The cow is such a generous and peaceful animal. I got to know them on our farm, Amity Farm, that we had in Hartford, New York, for 28 years and these were Jersey cows. We grazed them over the fields for the warm months of the year and sheltered them in our barn and exercise lot in the winter.

Steppin as a yearling. She is the dark red one on the right.

Steppin as a yearling. She is the dark red one on the right.

The cow is a very grounded animal. Moves slowly, and has a clumsy comical way of going about life. The cows have been good for me, and working with the farm and the cows and their heifers managed to put me in a more grounded space. They determined my daily schedule. They made me get up early and tend to my chores, which was caring for them. And they made me get into a routine of eating at certain times, resting at certain times, going to bed at certain times, but always being ready to respond for the unexpected.

This post is about my old best cow, who is approaching her 13th birthday. You can see the picture of her with the group of heifers when she was about a year old, happily out in the pasture. She is the one to the right with the dark red coat and the white markings. She came into the herd as a heifer and her first lactation and turned out to be the high producing heifer that year.

Steppin's dam Sable at 12 years

Steppin’s dam Sable at 12 years

A fairly quiet heifer, and not at all aggressive, she lived on the farm until we had to sell when my husband’s knees failed. At that time, we sold our herd to an organic dairy in Virginia and a few cows were not eligible to be sold. Steppin’s dam Sable was one of the ones not sold. She was our oldest cow at that time, 13 years, and they felt she was too old to go. A few other cows had problems of being lame, or having had infections in their udders, and they were not eligible to go. Steppin had not managed to breed back that year, and not being pregnant she was not eligible to go. We managed to find homes nearby for these cows that couldn’t be sold, but held on to her mother Sable.

Steppin went to a farm nearby and they liked her a lot and were committed to trying to get her bred. After about a year, Sable became ill and we had to have her put to sleep. A terrible day for me. It was at that point that Steppin managed to have a calf, and I went to visit her. She was beautiful. She was just gleaming in light colors and her tail, white and fluffy. Her whole aura like an angel. And I waited several months, but then decided that I would try to buy her back and succeeded.

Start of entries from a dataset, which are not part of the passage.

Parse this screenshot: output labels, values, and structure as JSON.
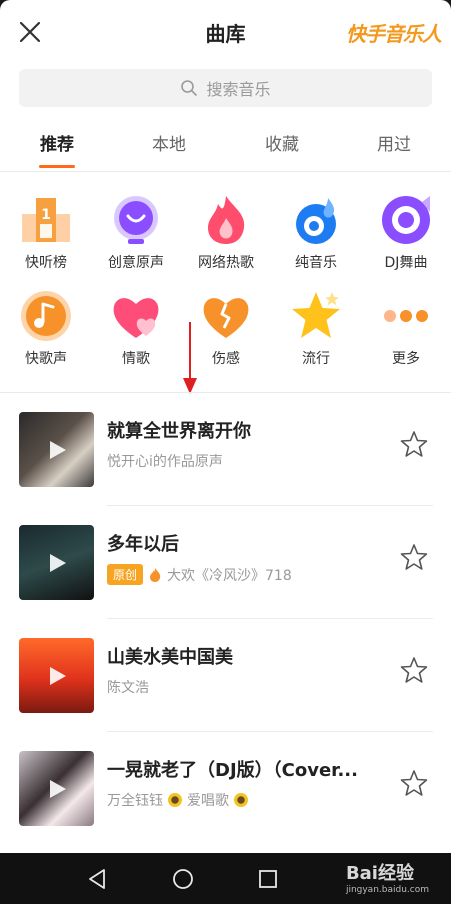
{
  "header": {
    "title": "曲库",
    "brand": "快手音乐人"
  },
  "search": {
    "placeholder": "搜索音乐"
  },
  "tabs": [
    {
      "label": "推荐",
      "active": true
    },
    {
      "label": "本地",
      "active": false
    },
    {
      "label": "收藏",
      "active": false
    },
    {
      "label": "用过",
      "active": false
    }
  ],
  "categories": [
    {
      "label": "快听榜",
      "icon": "podium-icon"
    },
    {
      "label": "创意原声",
      "icon": "smile-bulb-icon"
    },
    {
      "label": "网络热歌",
      "icon": "flame-icon"
    },
    {
      "label": "纯音乐",
      "icon": "droplet-icon"
    },
    {
      "label": "DJ舞曲",
      "icon": "vinyl-icon"
    },
    {
      "label": "快歌声",
      "icon": "music-note-icon"
    },
    {
      "label": "情歌",
      "icon": "hearts-icon"
    },
    {
      "label": "伤感",
      "icon": "broken-heart-icon"
    },
    {
      "label": "流行",
      "icon": "star-icon"
    },
    {
      "label": "更多",
      "icon": "more-dots-icon"
    }
  ],
  "songs": [
    {
      "title": "就算全世界离开你",
      "subtitle": "悦开心i的作品原声",
      "badge": "",
      "fire": false
    },
    {
      "title": "多年以后",
      "badge": "原创",
      "subtitle": "大欢《冷风沙》718",
      "fire": true
    },
    {
      "title": "山美水美中国美",
      "subtitle": "陈文浩",
      "badge": "",
      "fire": false
    },
    {
      "title": "一晃就老了（DJ版）（Cover...",
      "subtitle_a": "万全钰钰",
      "subtitle_b": "爱唱歌",
      "badge": "",
      "fire": false
    }
  ],
  "watermark": {
    "main": "Bai经验",
    "sub": "jingyan.baidu.com"
  },
  "colors": {
    "accent": "#ff6a1a",
    "brand": "#f39a1e",
    "badge": "#f7a423"
  }
}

Steppin was housed at a farm nearby where I helped to raise heifers and she was lucky enough to have a nice stall in their tiny barn with a nice water trough and good bedding and lots of good food, and I could be near her when I fed the calves.

I made her sound like an angel, but Steppin was not always perfectly willing at milking time for all people. She could be stepping around when it was time to get her ready to milk and put on the machine, flicking her tail in whoever’s face and wasn’t always popular except with me. Her full name is Steppin’ Up and although she was named when she was just a baby calf, I think she did live up to her name. She was not an angel, but now she is, now that she doesn’t have some of the challenges.

Steppin at four years old, after I bought her back

Steppin at four years old, after I bought her back

As time went on, Steppin got older and found it harder to get around, and I felt I should take her home where my husband and I built a small lean-to that she could live. We decided she should not have any more calves, that it would be too hard for her. A neighbor had a llama that he needed to find a home for, and Vanilla came to live with her and be a friend, a good companion. They made terrible faces at each other for a while, but now are great friends and have adjoining stalls and either one gets quite upset if the other one is out of sight, but they have each other there all the time.

Steppin has a good place for an older cow. Lots of bedding, no commitments to milk or to have to go here or there at a certain time, and although she did seem to miss it at first, she has adapted very well to the retired life where she goes to eat grass when she feels like it, she gets up when she feels like it, she drinks when she feels like it, and she lays down in her bed of soft hay in her shed.

I hope she will be here for many more years. The average cow in a herd would have been gone long ago, but having the more natural life, I hope I will see her friendly face for many years to come. I know that will not always be the case, so I will enjoy seeing her while I can. This is a tribute to my old best cow.